AIM OF THE EXERCISE: Repeat each record exactly, skipping the pictures.

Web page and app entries
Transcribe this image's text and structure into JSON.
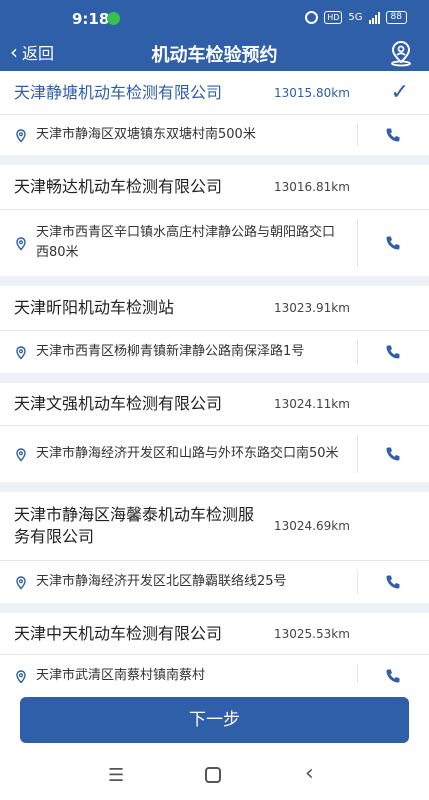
{
  "status_bar": {
    "time": "9:18",
    "network": "5G",
    "battery": "88"
  },
  "header": {
    "back_label": "返回",
    "title": "机动车检验预约",
    "location_icon": "location-person-icon"
  },
  "stations": [
    {
      "name": "天津静塘机动车检测有限公司",
      "distance": "13015.80km",
      "address": "天津市静海区双塘镇东双塘村南500米",
      "selected": true
    },
    {
      "name": "天津畅达机动车检测有限公司",
      "distance": "13016.81km",
      "address": "天津市西青区辛口镇水高庄村津静公路与朝阳路交口西80米",
      "selected": false
    },
    {
      "name": "天津昕阳机动车检测站",
      "distance": "13023.91km",
      "address": "天津市西青区杨柳青镇新津静公路南保泽路1号",
      "selected": false
    },
    {
      "name": "天津文强机动车检测有限公司",
      "distance": "13024.11km",
      "address": "天津市静海经济开发区和山路与外环东路交口南50米",
      "selected": false
    },
    {
      "name": "天津市静海区海馨泰机动车检测服务有限公司",
      "distance": "13024.69km",
      "address": "天津市静海经济开发区北区静霸联络线25号",
      "selected": false
    },
    {
      "name": "天津中天机动车检测有限公司",
      "distance": "13025.53km",
      "address": "天津市武清区南蔡村镇南蔡村",
      "selected": false
    }
  ],
  "footer": {
    "next_label": "下一步"
  },
  "colors": {
    "primary": "#2e5fa8",
    "background": "#eef1f5"
  }
}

RESULT OF THE TASK:
Transcribe this image's text and structure into JSON.
{
  "status_bar": {
    "time": "9:18",
    "network": "5G",
    "battery": "88"
  },
  "header": {
    "back_label": "返回",
    "title": "机动车检验预约",
    "location_icon": "location-person-icon"
  },
  "stations": [
    {
      "name": "天津静塘机动车检测有限公司",
      "distance": "13015.80km",
      "address": "天津市静海区双塘镇东双塘村南500米",
      "selected": true
    },
    {
      "name": "天津畅达机动车检测有限公司",
      "distance": "13016.81km",
      "address": "天津市西青区辛口镇水高庄村津静公路与朝阳路交口西80米",
      "selected": false
    },
    {
      "name": "天津昕阳机动车检测站",
      "distance": "13023.91km",
      "address": "天津市西青区杨柳青镇新津静公路南保泽路1号",
      "selected": false
    },
    {
      "name": "天津文强机动车检测有限公司",
      "distance": "13024.11km",
      "address": "天津市静海经济开发区和山路与外环东路交口南50米",
      "selected": false
    },
    {
      "name": "天津市静海区海馨泰机动车检测服务有限公司",
      "distance": "13024.69km",
      "address": "天津市静海经济开发区北区静霸联络线25号",
      "selected": false
    },
    {
      "name": "天津中天机动车检测有限公司",
      "distance": "13025.53km",
      "address": "天津市武清区南蔡村镇南蔡村",
      "selected": false
    }
  ],
  "footer": {
    "next_label": "下一步"
  },
  "colors": {
    "primary": "#2e5fa8",
    "background": "#eef1f5"
  }
}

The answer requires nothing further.